Making friends can be hard. Luckily, YouTuber and Licensed Professional Clinical Counselor (LPCC) Matthew Dempsey is here for us! Matt has been working for years to help LGBTs navigate the sometimes rocky roads of love, friendship, and meaningful life. Having worked with the LGBT Community Center and Gay Men's Health Crisis (GMHC) of NYC, Matthew is an adept and compassionate counselor, and our newest lifestyle guru.
If you need help trying to figure out how to make new friends, watch's Matt's video below and click-through for more tips!
And while you're at it, check out Matt's website and full services here. Too far away to book a session with Matt? You can simply subscribe to his YouTube videos, because he is a man of many talents!
1. It's not always easy to make friends
It seems like it would be totally easy to make friends after coming out of the closet, but it can be harder and lonelier than expected. It takes time and investment on both sides to create a great friendship—not just pleaseantries. The main point here is to not give up hope. You will find your people.
2. You'll deal with mean attitudes sometimes
Sometimes, gay guys can be a bit standoffish or aloof, making for an instant turn-off when building friendships. Often, this is because a lot of gay guys grew up in homophobic environments where negativity became internalized for them—which then projects onto others. It's important to recognize this and either try to get them to come out of their shell, or move on if there isn't any reciprocation.
3. Realizing homophobia exists in the community can help us combat it
As strange a thing it is to say, homophobia very much plays a role within the gay community. That being said, you can actively choose to be less defensive, and instead, be more open to others. That particular point slices the battle in half.
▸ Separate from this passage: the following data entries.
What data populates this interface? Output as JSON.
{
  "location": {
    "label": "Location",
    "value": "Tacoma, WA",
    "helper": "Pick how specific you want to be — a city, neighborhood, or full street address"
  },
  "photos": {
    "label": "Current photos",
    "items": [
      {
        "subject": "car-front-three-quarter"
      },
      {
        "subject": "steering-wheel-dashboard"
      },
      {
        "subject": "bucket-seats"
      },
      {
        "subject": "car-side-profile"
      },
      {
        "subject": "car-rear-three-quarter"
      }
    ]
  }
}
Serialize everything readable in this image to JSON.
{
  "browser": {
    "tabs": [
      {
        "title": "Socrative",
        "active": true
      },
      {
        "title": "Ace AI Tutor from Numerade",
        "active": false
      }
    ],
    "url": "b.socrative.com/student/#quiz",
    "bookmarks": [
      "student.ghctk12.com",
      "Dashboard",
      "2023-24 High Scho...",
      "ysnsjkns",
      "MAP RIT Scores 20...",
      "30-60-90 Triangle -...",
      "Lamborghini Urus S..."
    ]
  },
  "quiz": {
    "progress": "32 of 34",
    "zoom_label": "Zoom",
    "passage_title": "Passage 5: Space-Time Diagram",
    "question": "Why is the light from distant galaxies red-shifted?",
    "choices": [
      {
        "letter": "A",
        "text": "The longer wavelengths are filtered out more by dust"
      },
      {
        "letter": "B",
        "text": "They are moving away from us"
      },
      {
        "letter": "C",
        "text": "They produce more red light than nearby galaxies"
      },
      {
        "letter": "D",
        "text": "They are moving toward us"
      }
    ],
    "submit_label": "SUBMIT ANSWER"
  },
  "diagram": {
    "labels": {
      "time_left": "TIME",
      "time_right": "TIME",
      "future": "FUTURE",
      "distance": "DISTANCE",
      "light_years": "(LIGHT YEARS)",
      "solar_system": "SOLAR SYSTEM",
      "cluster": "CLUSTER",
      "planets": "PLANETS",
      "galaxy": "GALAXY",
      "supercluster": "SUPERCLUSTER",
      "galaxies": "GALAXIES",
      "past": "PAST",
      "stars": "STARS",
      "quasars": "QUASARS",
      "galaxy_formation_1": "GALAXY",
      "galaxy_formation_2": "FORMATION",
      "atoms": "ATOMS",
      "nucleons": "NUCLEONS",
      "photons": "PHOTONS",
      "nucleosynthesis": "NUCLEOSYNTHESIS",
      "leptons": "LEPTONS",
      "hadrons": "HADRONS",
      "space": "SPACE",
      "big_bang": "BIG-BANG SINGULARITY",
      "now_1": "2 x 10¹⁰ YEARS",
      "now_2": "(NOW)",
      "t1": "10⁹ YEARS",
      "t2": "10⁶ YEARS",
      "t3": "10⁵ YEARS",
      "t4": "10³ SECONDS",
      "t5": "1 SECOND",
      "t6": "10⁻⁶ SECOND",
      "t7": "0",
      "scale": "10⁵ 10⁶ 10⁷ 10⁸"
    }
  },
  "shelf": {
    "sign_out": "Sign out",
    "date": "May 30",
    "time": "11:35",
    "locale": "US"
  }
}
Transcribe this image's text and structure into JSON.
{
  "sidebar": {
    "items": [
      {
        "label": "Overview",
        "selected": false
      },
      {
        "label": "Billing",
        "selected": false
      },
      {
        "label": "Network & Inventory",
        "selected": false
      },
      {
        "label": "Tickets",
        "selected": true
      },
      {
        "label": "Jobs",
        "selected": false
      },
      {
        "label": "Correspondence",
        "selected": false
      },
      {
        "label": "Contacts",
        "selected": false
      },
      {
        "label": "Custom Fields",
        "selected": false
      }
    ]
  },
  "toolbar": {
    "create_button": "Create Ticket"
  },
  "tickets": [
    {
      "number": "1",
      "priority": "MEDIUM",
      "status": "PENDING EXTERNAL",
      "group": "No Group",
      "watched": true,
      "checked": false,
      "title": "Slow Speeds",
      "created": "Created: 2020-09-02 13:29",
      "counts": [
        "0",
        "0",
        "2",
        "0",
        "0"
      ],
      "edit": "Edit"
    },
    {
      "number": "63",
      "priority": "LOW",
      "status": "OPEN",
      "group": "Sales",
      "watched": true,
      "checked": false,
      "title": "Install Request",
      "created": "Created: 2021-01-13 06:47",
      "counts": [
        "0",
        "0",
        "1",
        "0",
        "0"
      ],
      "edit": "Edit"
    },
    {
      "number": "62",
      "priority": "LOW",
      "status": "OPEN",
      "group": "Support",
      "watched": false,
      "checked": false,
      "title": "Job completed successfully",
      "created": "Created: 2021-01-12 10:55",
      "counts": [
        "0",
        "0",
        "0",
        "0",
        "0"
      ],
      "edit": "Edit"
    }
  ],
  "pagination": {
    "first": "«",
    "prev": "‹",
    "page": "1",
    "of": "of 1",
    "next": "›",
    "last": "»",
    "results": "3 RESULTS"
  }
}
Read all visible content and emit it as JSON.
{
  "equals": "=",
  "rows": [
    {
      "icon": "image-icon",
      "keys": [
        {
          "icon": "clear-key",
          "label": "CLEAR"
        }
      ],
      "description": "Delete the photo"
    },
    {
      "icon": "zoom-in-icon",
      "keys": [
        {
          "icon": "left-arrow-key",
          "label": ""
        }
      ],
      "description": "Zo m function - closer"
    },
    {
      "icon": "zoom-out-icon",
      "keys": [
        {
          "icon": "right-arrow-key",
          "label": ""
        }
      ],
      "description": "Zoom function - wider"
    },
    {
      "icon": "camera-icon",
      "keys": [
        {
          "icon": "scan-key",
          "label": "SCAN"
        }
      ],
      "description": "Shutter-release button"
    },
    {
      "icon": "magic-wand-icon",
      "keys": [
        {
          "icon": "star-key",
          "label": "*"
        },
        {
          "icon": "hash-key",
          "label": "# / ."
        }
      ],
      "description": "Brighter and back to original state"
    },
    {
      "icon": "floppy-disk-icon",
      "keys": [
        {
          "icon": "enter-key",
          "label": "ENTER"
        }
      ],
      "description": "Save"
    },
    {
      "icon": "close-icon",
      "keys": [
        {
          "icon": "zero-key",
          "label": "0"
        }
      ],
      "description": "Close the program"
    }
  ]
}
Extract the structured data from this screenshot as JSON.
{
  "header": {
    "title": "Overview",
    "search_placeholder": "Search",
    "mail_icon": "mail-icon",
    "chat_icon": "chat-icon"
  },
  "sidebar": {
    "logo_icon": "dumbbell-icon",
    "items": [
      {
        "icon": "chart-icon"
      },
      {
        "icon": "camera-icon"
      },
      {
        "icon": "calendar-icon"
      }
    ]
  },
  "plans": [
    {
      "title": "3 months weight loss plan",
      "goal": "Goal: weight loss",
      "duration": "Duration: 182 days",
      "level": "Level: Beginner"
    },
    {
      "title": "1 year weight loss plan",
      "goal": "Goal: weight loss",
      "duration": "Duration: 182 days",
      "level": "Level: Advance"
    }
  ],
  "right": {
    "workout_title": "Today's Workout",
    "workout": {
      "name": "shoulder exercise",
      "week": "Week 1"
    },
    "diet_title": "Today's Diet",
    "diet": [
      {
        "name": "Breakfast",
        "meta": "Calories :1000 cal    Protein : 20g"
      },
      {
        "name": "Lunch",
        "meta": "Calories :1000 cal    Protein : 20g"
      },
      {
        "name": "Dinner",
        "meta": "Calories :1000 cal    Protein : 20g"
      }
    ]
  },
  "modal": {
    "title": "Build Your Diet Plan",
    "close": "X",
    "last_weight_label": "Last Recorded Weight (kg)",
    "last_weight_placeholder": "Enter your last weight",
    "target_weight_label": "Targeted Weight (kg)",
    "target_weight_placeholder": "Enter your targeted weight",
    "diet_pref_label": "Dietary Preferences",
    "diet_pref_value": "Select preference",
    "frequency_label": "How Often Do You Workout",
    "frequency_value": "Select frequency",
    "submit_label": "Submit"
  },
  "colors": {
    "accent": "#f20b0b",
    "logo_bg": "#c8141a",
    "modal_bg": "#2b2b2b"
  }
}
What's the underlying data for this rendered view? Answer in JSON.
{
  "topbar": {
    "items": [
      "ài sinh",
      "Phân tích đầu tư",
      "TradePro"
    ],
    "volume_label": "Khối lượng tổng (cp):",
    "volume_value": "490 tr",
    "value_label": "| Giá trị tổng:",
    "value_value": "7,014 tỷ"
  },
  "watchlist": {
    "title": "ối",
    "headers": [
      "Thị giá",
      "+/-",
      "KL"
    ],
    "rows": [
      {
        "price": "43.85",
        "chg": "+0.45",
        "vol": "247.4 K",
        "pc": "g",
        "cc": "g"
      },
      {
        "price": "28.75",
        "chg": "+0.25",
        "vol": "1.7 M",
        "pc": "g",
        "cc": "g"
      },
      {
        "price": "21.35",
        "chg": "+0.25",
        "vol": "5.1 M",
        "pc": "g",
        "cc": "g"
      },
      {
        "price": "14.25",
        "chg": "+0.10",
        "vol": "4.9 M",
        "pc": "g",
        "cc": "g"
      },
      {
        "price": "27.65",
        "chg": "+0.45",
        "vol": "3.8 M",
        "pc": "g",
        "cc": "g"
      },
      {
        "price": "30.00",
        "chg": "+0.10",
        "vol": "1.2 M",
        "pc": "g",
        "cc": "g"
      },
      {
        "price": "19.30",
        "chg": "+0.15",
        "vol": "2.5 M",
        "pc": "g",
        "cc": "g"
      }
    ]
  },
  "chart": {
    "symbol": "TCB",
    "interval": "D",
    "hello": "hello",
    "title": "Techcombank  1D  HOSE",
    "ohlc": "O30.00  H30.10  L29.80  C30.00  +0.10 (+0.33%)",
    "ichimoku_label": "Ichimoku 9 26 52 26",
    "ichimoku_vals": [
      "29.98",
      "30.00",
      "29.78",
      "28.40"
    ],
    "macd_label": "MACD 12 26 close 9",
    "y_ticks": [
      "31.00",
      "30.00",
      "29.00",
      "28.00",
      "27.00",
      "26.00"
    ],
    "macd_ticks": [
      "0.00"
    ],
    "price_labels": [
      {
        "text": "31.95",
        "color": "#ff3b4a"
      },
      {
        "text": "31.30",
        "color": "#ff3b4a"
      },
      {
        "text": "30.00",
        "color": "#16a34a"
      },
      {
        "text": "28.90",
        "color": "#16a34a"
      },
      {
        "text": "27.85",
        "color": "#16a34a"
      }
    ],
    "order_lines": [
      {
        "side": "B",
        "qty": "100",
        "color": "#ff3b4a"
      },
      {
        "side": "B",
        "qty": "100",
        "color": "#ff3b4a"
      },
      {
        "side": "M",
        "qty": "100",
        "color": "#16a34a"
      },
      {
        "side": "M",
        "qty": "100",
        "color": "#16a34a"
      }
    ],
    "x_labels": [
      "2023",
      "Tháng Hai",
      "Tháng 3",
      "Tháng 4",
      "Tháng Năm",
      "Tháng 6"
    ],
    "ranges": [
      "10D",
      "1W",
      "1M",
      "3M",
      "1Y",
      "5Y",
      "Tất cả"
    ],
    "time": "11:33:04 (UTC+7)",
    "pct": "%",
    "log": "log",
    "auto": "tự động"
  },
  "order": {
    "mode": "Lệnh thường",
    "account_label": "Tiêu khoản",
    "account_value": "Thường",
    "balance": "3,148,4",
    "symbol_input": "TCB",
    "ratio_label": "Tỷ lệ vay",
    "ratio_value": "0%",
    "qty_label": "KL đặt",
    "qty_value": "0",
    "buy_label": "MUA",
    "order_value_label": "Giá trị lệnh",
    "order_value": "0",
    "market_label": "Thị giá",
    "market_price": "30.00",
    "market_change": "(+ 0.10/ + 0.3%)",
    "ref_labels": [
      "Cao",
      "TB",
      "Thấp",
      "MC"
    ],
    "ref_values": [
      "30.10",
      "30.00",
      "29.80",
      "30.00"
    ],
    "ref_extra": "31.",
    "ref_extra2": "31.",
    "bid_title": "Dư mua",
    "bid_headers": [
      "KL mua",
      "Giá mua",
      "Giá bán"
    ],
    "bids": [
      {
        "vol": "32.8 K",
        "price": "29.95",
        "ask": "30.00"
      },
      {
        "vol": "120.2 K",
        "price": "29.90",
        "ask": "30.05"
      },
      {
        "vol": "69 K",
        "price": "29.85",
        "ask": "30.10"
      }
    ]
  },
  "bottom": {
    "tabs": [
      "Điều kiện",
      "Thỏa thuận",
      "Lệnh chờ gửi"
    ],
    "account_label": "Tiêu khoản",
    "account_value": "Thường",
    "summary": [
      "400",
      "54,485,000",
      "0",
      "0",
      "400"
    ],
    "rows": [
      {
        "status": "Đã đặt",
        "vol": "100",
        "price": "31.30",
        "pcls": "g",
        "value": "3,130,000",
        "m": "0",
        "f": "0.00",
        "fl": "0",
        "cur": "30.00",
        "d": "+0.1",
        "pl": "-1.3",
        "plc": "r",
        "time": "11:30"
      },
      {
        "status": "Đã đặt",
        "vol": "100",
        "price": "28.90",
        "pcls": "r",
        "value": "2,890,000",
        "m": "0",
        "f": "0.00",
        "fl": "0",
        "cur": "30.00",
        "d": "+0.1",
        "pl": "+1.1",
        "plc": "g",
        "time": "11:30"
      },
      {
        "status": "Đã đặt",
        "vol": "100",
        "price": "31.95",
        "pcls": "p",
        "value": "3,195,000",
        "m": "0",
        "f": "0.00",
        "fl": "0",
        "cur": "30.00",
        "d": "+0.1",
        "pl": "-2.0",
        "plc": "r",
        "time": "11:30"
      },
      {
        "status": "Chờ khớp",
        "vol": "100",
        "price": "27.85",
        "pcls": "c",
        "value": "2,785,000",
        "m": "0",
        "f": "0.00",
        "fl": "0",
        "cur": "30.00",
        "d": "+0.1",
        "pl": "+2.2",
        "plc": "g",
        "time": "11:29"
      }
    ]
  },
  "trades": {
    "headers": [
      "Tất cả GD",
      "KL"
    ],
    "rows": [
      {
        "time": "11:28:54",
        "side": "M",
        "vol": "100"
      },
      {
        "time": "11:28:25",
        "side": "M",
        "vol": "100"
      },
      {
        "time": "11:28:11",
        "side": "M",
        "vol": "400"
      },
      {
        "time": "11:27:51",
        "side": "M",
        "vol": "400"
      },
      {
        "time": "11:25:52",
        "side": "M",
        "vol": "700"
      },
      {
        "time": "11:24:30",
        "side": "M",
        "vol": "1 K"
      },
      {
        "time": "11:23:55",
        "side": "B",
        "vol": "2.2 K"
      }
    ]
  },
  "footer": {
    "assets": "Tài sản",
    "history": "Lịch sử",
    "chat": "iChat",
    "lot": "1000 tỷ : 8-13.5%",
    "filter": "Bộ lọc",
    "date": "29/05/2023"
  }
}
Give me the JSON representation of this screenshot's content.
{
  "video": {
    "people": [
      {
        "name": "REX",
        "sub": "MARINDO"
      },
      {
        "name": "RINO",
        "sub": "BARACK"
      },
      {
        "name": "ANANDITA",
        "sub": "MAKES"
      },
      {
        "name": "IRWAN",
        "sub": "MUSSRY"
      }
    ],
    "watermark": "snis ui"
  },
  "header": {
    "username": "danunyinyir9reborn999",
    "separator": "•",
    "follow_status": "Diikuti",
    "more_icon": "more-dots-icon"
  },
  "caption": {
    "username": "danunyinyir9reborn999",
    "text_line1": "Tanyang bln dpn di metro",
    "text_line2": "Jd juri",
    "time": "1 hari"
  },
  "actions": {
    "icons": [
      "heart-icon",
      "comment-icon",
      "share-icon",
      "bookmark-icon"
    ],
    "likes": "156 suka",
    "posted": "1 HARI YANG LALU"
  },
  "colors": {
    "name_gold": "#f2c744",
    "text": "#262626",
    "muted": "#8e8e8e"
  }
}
4. It's key to remain mindful to all types of people
Be mindful of all the kinds of people you want to surround yourself with (supportive, loving, kind, patient), and then, invest similarly and show up for them in return. There's already a "preference" issue in gay dating, and the same issue can sometimes pour into friendships. It's wise to not isolate yourself with types of people you think you should be friends with. You don't know where some awesome connection might be waiting, so make sure to be open and supportive.
5. It's not luck, it's actively investing
Friendships, much like relationships, are work. Some might be easier, some might be harder. But one thing that makes for success in either is investment.
6. You're going to get stirred up a bit
Meaningful connections = getting a little muddy sometimes. It happens to everyone. You are going to get personal, you're going to reveal things intentionally or unintentionally. You've got to show all the wonderful, messy, loving sides of you in order to gain that friendship magic.
7. Needing connection isn't bad, it's human
There's absolutely nothing wrong with needing people and connection. That's a vast part of the awesomeness of life. You are worthy of connection, you are deserving of love and friendship.